Emerging practices were found, these included: curriculum-based initiatives integrating digital capabilities into learning outcomes and into the curriculum, and extra-curricular activities, including using students as change agents and digital champions. Areas where staffs’ digital capabilities were being embedded included: induction processes, annual appraisals, managing digital profiles, and digital scholarship practices. The survey report recommendations include further ways digital capabilities can be embedded for staff and students and how they can work together to co-create activities.
Other survey recommendations support some of the Lord’s recommendations. For example that the infrastructure should provide universal internet coverage but some UCISA survey report recommendations go beyond the Lord’s, such as the importance of designing flexible spaces and estates suitable for mobile device use.
Both the Lord’s report and the UCISA survey report recommend that curriculum be more digital. However, and interestingly, whilst the UCISA report recommends that universities provide digital training opportunities for students and staff, the Lord’s report does not mention this. An oversight one wonders? I suspect so given that the Lord’s report Summary recommends that “digital skills are now necessary life skills”; surely they are skills that need to be developed whilst at university.
UCISA will be following up the survey with a number of case studies during Spring. In line with the recommendations in the survey report, we are also working with Jisc to join up our work in this area, and we’ll be presenting jointly on digital capability at the Jisc Digifest next week. The final UCISA Digital Capabilities Report is due out later in March, but the Executive Summary is available now. Both the case studies and the survey report will be shared at a number of events, conferences and webinars over the coming months.
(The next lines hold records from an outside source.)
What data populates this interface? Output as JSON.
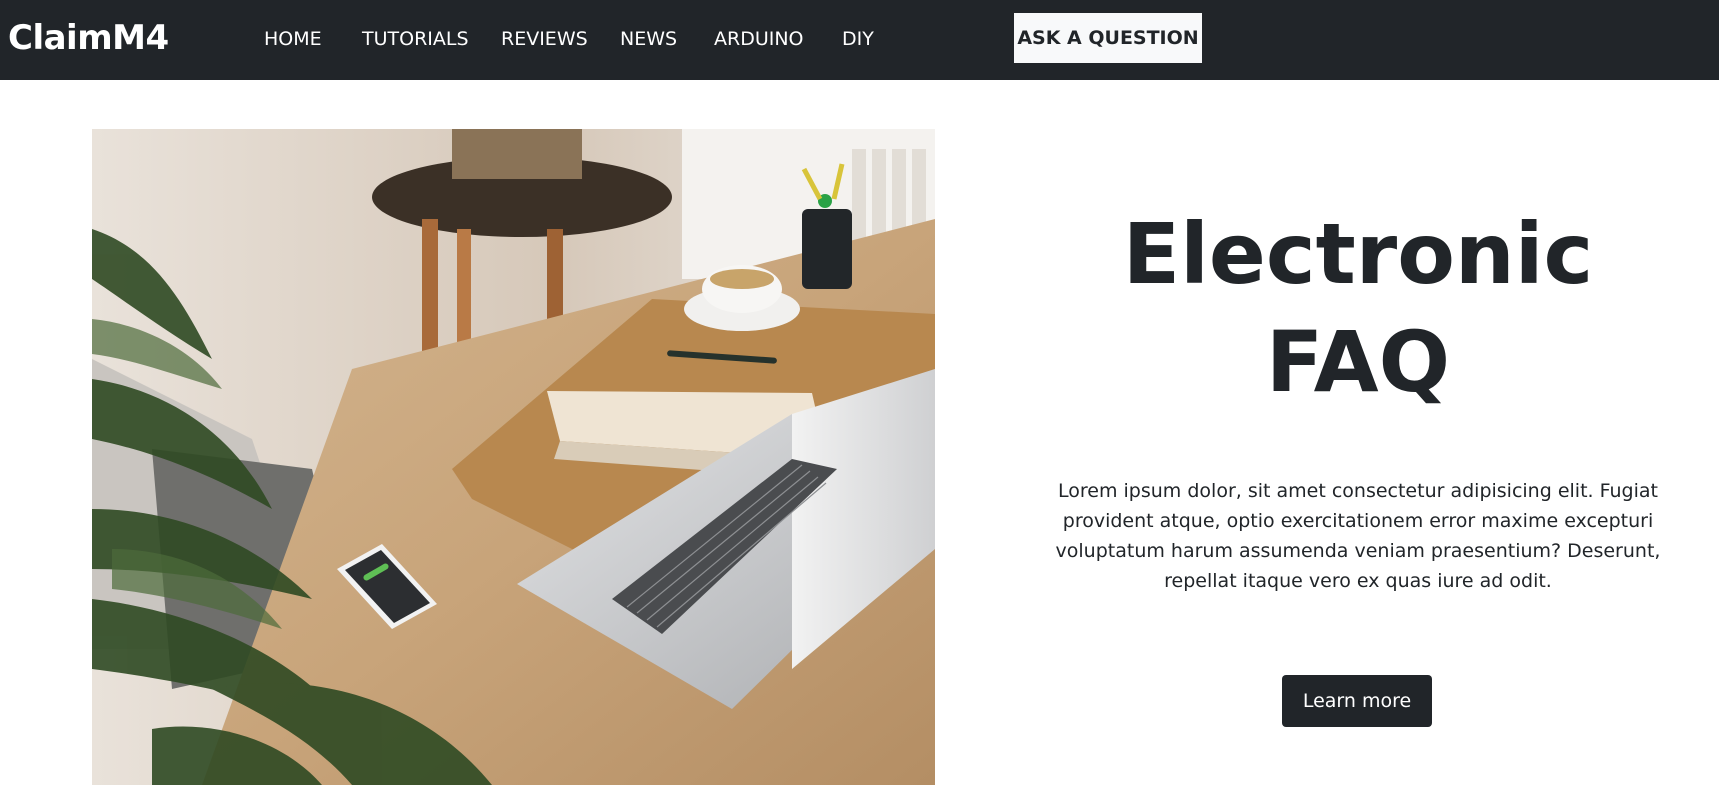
{
  "brand": "ClaimM4",
  "nav": {
    "items": [
      {
        "label": "HOME"
      },
      {
        "label": "TUTORIALS"
      },
      {
        "label": "REVIEWS"
      },
      {
        "label": "NEWS"
      },
      {
        "label": "ARDUINO"
      },
      {
        "label": "DIY"
      }
    ],
    "cta_label": "ASK A QUESTION"
  },
  "hero": {
    "image_icon": "desk-laptop-photo",
    "title_line1": "Electronic",
    "title_line2": "FAQ",
    "description": "Lorem ipsum dolor, sit amet consectetur adipisicing elit. Fugiat provident atque, optio exercitationem error maxime excepturi voluptatum harum assumenda veniam praesentium? Deserunt, repellat itaque vero ex quas iure ad odit.",
    "button_label": "Learn more"
  },
  "colors": {
    "navbar_bg": "#212529",
    "nav_text": "#ffffff",
    "cta_bg": "#f8f9fa",
    "primary_button_bg": "#212529",
    "body_text": "#212529"
  }
}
These include UCISA 2015 on 18 March, UCISA’s Spotlight on Digital Capabilities event in Salford’s MediaCityUK on 3-4 June, at which Jisc work is also well represented, and EUNIS on 10-12 June 2015.
For more on UCISA’s digital capabilities work, see http://www.ucisa.ac.uk/digcap or follow #ucisadigcap.
Gillian Fielding is Digital Skills Manager at the University of Salford, and Chair of UCISA’s User skills group.